Where a line of the material includes the string "timestamp", copy that line.
==*==
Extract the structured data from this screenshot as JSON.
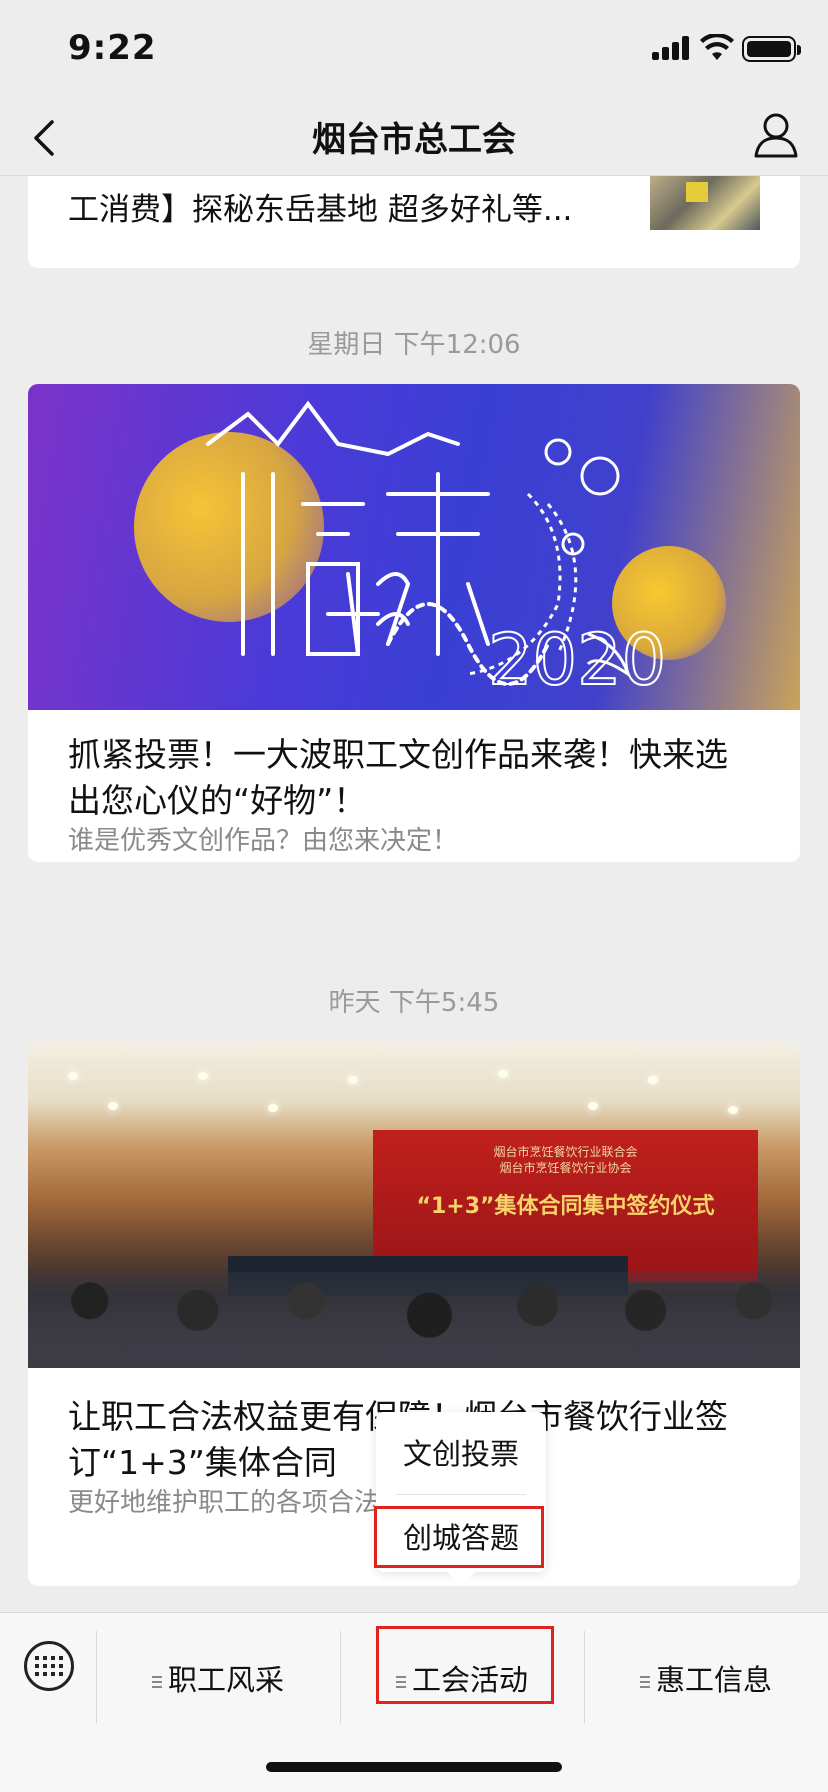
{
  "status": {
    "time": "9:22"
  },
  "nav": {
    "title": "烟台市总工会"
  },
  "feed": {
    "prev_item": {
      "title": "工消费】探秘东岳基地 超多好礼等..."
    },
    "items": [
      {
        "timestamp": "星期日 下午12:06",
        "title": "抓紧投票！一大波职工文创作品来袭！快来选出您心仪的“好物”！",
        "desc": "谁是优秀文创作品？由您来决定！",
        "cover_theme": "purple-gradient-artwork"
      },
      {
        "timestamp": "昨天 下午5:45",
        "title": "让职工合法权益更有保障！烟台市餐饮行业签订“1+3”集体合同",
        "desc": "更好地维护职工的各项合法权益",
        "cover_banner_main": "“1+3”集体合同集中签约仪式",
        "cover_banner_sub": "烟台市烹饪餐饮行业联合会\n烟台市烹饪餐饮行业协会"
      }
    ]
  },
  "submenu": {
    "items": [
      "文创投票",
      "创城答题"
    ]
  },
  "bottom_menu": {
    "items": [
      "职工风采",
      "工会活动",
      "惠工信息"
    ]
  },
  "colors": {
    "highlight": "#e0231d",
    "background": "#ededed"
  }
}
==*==
**Output for this exercise**
        "timestamp": "星期日 下午12:06",
        "timestamp": "昨天 下午5:45",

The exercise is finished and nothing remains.